If the call came at a time when you are not too tired or distracted or stressed or disorganized or dripping on the rug because you just stepped out of the shower, the time you spend listening to the information the caller/employer is sharing with you will allow you to get your thoughts and notes together so that when the questions begin, you will know who you are interviewing with and what position you are being interviewed for. You will know what you want to say about your background because you will have information on which to base your comments.
If you are too tired or have had a beer and don't feel you can present well, ask if you can schedule a time when you are fresher and more alert. Get a phone number and an email address. Be sure to establish who is calling whom at the appointed time. Then email a confirmation and tell them you are looking forward to your phone interview. Make sure when you are being interviewed that you find a quiet place and pull yourself together and assemble your notes before the call.
Sometimes it is best to just not answer. Yes, you can just ignore the phone when you might make a less than favorable impression. That is why you pay for a voice message service. Use it!

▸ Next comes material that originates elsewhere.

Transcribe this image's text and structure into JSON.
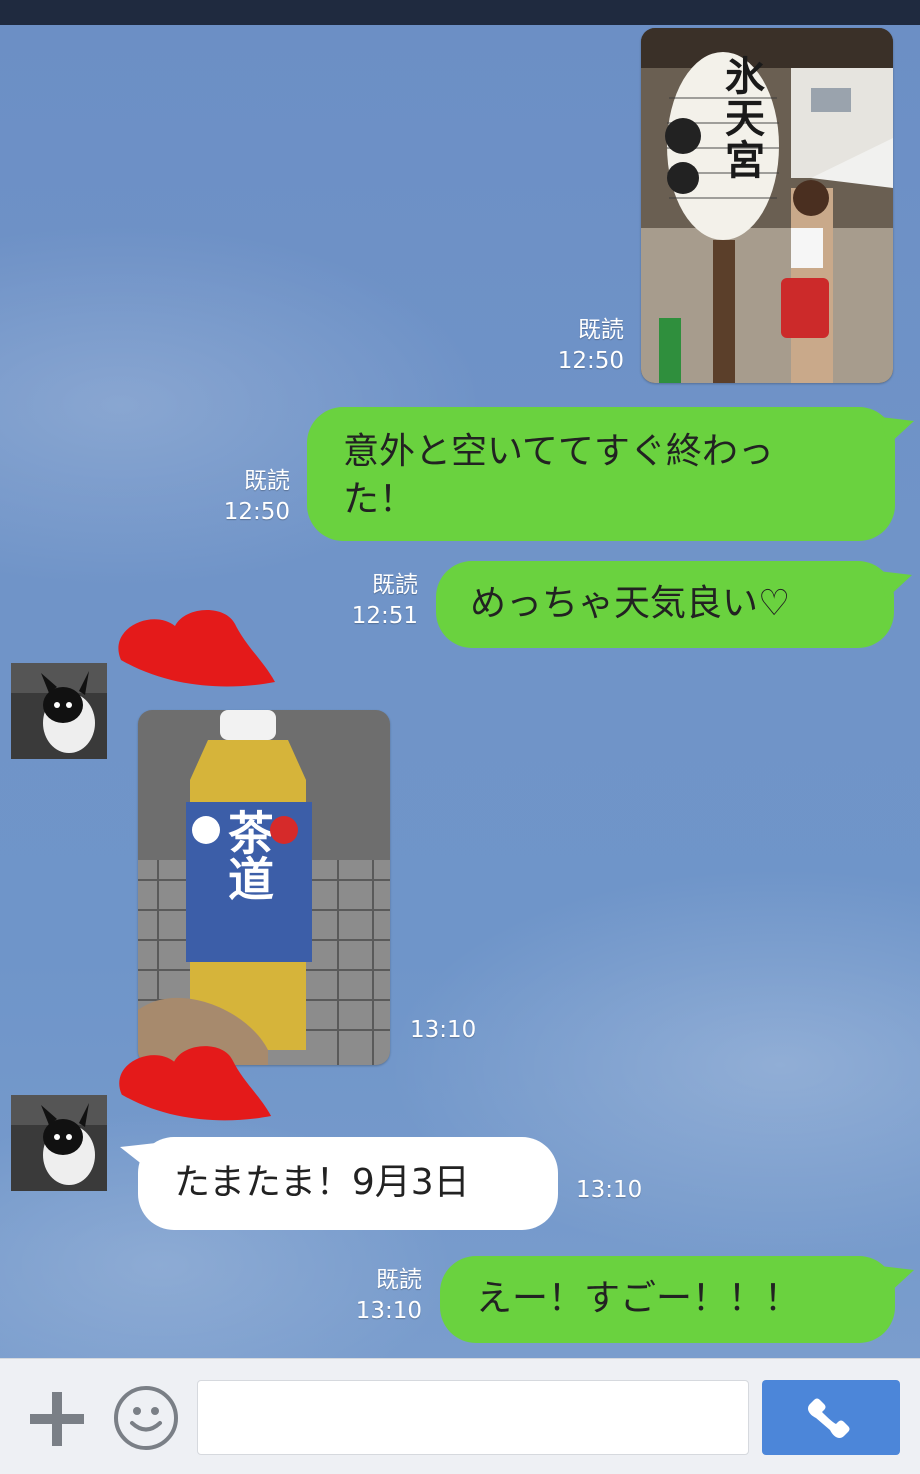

Remember the career binder with the A to Z index, that you developed to organize your career plan, where you file all of the information on the jobs you are applying for by company name? Now is when it will pay off. Be sure to place the binder by the phone for easy access when the phone call comes in. Have fresh paper and a pen in the binder to take notes while the caller is explaining the available position and giving you his/her contact information. Review anything you have from your previous contacts with the company: review job descriptions; information gathered during your research on the company; the history of your application process including names of the individuals to whom you have sent your resume and transcripts.
Telephone interviews can work out great! Just make sure you are at your best and that you have everything you need at your fingertips when you go through one.